By John Almond - November 1, 2012

(Second in a series)

In my previous article, I offered a few suggestions when you are faced with the need to have a difficult conversation with an employee. While there are certainly no silver bullets, it is critical for such conversations to be planned carefully. In most situations, the goal is to correct a problem and develop a plan for improvement. Whether the employee is disengaged, unhappy, or underperforming, having an honest conversation for which you are properly prepared can certainly help the cause.

Here are a few additional suggestions for having those tough conversations:

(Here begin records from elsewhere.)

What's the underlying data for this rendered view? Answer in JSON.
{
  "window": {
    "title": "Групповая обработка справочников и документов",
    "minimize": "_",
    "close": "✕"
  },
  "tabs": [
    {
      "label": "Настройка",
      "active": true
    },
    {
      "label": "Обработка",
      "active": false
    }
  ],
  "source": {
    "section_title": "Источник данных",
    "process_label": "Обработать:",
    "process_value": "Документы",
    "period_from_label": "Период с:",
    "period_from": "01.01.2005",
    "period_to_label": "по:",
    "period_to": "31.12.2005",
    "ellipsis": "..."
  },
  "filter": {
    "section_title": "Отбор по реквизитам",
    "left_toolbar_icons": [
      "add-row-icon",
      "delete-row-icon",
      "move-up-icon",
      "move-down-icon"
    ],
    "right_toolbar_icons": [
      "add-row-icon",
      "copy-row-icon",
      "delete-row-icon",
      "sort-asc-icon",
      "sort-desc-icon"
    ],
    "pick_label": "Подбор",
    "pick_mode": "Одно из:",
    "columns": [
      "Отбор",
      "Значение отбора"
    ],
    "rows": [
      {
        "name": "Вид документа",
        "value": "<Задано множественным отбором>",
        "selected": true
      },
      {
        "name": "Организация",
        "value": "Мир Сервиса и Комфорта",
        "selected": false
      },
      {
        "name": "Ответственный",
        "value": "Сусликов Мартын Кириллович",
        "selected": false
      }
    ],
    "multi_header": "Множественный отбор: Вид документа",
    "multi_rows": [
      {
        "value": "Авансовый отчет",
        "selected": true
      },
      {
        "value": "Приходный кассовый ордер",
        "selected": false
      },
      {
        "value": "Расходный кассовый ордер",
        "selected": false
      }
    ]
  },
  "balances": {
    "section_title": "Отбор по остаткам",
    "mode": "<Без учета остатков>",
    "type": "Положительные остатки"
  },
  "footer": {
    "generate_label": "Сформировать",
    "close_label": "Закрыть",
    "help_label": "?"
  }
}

  1. Anticipate a possible display of emotions. If an employee becomes emotional and begins to have difficulty speaking, you may have to stop for a few minutes. I strongly advise against postponing the meeting, unless you believe that there may be psychological issues, and an expert is needed. If the employee is unwilling to acknowledge the problem or answer questions, try asking open-ended questions to get the employee to open up. If the employee is unwilling to acknowledge the problem or to resolve the issue, document the discussion, and schedule a follow-up meeting. The purpose of the follow-up meeting is to provide the employee with one more opportunity to discuss and resolve the situation.
  2. Discuss specific consequences. The employee should be told the specific consequences of failing to improve his or her performance, and these potential consequences should be put in writing. If the situation involves underlying mental or physical issues, do not attempt to solve them by yourself. A human resource expert or possibly the school district’s attorney could best help you to approach these issues.
  3. Don’t forget to document. Any and all discussions with the employee should be documented. After coaching or a verbal warning of possible consequences, a follow-up letter can be sent to the employee outlining the discussion and expectations.
  4. Schedule follow-up meetings. Once you and the employee come to terms with the issue and agree on what actions need to be taken to show improvement, schedule regular follow-up meetings to assess progress. At these meetings, determine whether or not the employee is actually making progress and document what has occurred since the last meeting. Above all, continue to make your expectations clear.
  5. Give the proper support. As you move through the process, make certain to give the employee enough time to truly turn things around. Emphasize to the employee your expectation that they communicate with you on issues that aren’t being resolved or when help is needed. In addition, be sure to give positive feedback and encouragement when it is warranted.

Having difficult conversations with employees is never fun, and they are certainly anxiety producing for both parties. Unfortunately, they are sometimes a necessity. An unhappy or disgruntled employee will almost never turn a situation around unless that employee is confronted and forced to face the issue.

Last but not least, as the employer, it is very important to stay as positive as possible throughout the process. After all, sometimes an employee can truly benefit from having an honest conversation about an issue, and, in the end result, can actually turn the situation around.

(To read the first article in this series, click here.)

Editor's Note:  John Almond is a Senior Advisor with the educational consulting firm Total School Solutions (TSS).